"When we would do our analyst calls -- or for that matter, when the regulators would come in and, [say], 'How come you're not using your capital more aggressively? How come you're not doing the subprime thing more aggressively? How come you're not doing this? How come you're not doing that? Like everybody else,'" Kemper recalls, "We'd just stick to our guns every time and say, 'This is our profile. This is what we do. You can either buy our stock or sell our stock.'"
UMB appeared to be underperforming during the subprime boom, but Kemper's determinacy ultimately paid off. Since his appointment as CEO, UMB's earnings have more than doubled on asset growth of just 19%. In 2008, the pinnacle of the financial crisis, the Kansas City, Mo.-based bank posted 32% earnings growth. Net charge-offs represented just 0.28% of its loan book vs. an average rate of about 1.8% for U.S. thrifts and banks.
When asked for a suggestion for the best CEO of a small-cap bank, Sorrentino thought immediately of Kemper.
"In boom times, it looked like they were eating stupid cookies because their portfolio wasn't growing as much," Sorrentino explains. "But they ... just did it right the whole way through the crisis; they have a big asset management arm; they're very smart on credit."
Sorrentino has held UMB stock in his portfolio for years. Its performance hasn't been as breathtaking as more troubled companies this year, but neither did the stock plunge quite as precipitously during the broad equities sell-off from the fall of 2008 through early March of this year. Its shares have traded in a range of $33.65 to $60 over the past 52 weeks, with a market cap of $1.64 billion as of Monday's close at $40.36.
"They didn't go down nearly as much as the bad guys, and therefore they haven't bounced nearly as much either," says Roger Young, a portfolio manager who focuses on bank stocks at Miller/Howard Investments.

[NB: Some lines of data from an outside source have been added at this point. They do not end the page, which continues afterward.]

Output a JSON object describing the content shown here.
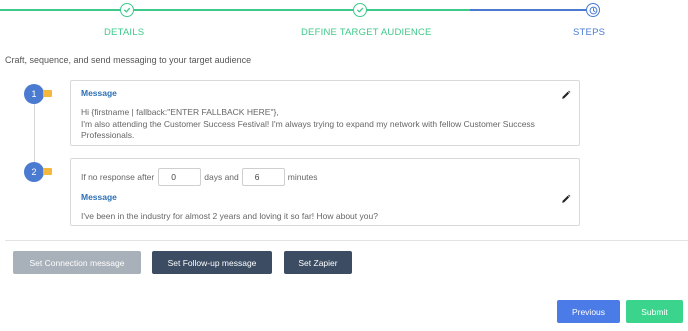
{
  "stepper": {
    "steps": [
      {
        "label": "DETAILS",
        "status": "complete"
      },
      {
        "label": "DEFINE TARGET AUDIENCE",
        "status": "complete"
      },
      {
        "label": "STEPS",
        "status": "current"
      }
    ],
    "colors": {
      "complete": "#3ec98a",
      "current": "#4a7bd0"
    }
  },
  "intro_text": "Craft, sequence, and send messaging to your target audience",
  "sequence": [
    {
      "number": "1",
      "message_title": "Message",
      "message_lines": [
        "Hi {firstname | fallback:\"ENTER FALLBACK HERE\"},",
        "I'm also attending the Customer Success Festival! I'm always trying to expand my network with fellow Customer Success",
        "Professionals."
      ],
      "edit_icon": "pencil-icon"
    },
    {
      "number": "2",
      "delay": {
        "prefix": "If no response after",
        "days_value": "0",
        "days_label": "days and",
        "minutes_value": "6",
        "minutes_label": "minutes"
      },
      "message_title": "Message",
      "message_lines": [
        "I've been in the industry for almost 2 years and loving it so far! How about you?"
      ],
      "edit_icon": "pencil-icon"
    }
  ],
  "actions": {
    "connection": "Set Connection message",
    "followup": "Set Follow-up message",
    "zapier": "Set Zapier"
  },
  "nav": {
    "previous": "Previous",
    "submit": "Submit"
  }
}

"We're not a stock for a trader," Kemper adds. "You won't see the swings in our earnings; you're going to see stable growth."